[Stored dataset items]

------------------------------------------------------------------------

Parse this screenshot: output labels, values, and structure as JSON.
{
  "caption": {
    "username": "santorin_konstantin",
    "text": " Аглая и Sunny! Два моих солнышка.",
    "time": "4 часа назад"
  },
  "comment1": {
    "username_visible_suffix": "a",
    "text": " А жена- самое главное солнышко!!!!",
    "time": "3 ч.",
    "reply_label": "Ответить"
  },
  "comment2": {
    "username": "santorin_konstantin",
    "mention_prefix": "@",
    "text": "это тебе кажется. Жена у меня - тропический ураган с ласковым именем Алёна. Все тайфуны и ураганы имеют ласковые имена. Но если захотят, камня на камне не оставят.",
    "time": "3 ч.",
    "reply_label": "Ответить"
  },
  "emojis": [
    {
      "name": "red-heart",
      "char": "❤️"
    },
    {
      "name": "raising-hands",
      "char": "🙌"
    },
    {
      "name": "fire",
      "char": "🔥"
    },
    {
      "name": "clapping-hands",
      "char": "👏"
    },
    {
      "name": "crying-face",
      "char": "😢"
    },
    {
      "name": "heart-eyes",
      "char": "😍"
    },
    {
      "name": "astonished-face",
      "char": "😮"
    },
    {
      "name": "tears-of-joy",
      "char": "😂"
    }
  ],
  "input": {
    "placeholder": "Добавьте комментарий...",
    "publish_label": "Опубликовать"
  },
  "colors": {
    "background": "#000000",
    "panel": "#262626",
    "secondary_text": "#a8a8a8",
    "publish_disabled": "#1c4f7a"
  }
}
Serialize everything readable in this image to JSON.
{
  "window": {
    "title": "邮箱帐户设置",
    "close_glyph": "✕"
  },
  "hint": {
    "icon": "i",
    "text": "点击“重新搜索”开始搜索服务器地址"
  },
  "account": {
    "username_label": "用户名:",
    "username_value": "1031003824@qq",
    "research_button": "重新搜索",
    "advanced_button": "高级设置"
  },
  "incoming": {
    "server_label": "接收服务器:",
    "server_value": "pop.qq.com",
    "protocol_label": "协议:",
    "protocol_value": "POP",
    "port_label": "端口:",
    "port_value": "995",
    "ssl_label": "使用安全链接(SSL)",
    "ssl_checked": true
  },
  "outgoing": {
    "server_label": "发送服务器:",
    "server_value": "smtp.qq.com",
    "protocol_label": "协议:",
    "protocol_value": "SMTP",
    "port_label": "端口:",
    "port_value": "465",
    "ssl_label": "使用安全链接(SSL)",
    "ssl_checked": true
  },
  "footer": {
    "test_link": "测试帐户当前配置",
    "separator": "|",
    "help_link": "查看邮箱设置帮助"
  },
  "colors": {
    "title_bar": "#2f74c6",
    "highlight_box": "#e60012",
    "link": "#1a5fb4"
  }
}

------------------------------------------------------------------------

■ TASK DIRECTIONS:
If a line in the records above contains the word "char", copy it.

■ WRITTEN RESPONSE:
      "char": "❤️"
      "char": "🙌"
      "char": "🔥"
      "char": "👏"
      "char": "😢"
      "char": "😍"
      "char": "😮"
      "char": "😂"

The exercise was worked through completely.